Please say how many lines in the records below contain the word "value", giving only the number.

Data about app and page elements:
◆ ◆ ◆ ◆ ◆

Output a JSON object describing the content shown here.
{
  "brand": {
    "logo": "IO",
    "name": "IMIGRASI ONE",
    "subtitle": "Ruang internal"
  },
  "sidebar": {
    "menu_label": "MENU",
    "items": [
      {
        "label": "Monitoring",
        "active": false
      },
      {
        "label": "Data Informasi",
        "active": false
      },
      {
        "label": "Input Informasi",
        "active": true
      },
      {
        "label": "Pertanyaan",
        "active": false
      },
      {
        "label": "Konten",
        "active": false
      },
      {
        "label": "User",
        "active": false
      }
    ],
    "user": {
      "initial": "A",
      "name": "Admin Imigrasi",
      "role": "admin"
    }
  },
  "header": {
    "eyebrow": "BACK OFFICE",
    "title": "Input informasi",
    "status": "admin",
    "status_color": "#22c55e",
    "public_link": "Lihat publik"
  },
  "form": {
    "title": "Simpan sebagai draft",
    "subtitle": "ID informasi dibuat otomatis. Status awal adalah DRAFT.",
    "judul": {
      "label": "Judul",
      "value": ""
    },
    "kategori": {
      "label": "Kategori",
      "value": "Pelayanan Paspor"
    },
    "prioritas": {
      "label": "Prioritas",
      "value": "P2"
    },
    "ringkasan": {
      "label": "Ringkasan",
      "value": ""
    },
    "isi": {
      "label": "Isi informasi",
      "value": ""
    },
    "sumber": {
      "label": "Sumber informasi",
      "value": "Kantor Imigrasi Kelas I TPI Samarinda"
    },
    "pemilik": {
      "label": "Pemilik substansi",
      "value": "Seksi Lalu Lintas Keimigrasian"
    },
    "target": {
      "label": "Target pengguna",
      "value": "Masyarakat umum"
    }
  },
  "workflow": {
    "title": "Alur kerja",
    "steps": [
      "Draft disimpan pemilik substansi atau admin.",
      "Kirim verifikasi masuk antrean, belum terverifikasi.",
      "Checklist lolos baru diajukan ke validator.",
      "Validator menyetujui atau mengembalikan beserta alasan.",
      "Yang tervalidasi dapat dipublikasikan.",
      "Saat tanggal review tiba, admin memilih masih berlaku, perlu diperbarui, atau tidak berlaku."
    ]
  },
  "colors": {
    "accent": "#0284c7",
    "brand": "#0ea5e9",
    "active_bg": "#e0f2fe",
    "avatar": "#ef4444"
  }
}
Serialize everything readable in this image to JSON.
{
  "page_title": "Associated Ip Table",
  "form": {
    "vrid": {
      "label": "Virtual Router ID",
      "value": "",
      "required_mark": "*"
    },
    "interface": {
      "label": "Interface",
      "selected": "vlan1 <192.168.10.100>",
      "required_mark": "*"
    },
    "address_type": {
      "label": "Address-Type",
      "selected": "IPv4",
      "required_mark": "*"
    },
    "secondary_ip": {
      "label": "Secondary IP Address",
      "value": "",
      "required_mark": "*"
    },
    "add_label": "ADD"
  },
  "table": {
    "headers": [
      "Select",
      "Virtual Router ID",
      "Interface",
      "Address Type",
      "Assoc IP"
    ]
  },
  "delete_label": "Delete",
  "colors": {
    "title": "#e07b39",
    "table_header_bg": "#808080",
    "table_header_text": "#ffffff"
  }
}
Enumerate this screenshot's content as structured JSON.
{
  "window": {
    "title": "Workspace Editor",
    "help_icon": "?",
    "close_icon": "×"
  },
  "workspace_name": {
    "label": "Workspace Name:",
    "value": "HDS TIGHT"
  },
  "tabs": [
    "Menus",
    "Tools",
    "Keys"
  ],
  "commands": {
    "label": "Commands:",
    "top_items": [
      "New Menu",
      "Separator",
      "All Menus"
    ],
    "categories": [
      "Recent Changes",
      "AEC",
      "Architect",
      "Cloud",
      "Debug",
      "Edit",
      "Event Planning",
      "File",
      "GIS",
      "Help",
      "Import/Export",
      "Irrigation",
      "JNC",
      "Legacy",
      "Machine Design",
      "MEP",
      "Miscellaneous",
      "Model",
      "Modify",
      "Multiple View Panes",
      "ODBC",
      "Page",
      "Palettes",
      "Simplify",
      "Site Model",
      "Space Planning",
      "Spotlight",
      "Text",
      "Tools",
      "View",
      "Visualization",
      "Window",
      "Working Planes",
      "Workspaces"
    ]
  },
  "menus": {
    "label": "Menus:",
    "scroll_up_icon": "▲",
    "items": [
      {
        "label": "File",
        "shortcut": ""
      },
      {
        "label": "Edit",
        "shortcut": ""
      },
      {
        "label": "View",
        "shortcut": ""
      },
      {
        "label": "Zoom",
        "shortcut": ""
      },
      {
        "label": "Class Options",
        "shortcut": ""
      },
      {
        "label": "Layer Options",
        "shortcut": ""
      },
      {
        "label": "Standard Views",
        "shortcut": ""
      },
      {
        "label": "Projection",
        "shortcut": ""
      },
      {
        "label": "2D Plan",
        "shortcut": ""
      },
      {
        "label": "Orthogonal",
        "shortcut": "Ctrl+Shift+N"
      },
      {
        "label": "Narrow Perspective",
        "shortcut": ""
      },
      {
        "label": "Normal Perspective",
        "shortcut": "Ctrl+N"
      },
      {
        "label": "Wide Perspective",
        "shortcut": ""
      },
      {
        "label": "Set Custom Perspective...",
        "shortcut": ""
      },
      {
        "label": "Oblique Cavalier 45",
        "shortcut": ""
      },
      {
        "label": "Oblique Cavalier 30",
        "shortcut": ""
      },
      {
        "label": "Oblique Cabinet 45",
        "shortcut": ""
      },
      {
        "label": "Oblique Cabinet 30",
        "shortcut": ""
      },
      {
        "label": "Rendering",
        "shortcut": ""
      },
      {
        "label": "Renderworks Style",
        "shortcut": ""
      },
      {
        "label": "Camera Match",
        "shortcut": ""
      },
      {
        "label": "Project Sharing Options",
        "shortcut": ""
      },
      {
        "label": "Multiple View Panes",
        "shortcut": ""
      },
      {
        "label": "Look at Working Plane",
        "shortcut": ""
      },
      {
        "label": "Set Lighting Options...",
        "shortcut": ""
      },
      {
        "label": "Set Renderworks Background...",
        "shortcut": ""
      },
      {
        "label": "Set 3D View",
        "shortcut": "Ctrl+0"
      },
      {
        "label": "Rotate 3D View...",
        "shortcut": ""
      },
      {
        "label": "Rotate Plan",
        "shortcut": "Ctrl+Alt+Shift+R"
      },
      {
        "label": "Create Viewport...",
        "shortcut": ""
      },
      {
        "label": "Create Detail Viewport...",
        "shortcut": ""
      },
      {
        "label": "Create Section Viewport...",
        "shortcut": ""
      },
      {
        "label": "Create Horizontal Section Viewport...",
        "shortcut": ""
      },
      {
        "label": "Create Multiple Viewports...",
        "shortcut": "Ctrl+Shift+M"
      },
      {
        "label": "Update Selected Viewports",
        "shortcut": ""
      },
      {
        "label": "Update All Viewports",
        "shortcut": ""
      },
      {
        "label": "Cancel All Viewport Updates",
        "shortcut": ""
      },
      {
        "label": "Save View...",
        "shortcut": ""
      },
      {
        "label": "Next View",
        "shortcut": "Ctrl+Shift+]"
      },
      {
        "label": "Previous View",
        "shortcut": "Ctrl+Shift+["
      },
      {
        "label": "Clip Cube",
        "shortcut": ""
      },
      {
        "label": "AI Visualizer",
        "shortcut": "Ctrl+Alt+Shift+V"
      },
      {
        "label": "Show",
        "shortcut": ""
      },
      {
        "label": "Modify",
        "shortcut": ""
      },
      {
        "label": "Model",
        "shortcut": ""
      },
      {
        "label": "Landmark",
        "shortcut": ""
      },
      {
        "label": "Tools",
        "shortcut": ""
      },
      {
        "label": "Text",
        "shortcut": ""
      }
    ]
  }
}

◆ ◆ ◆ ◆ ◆

▶ **Your solution**
11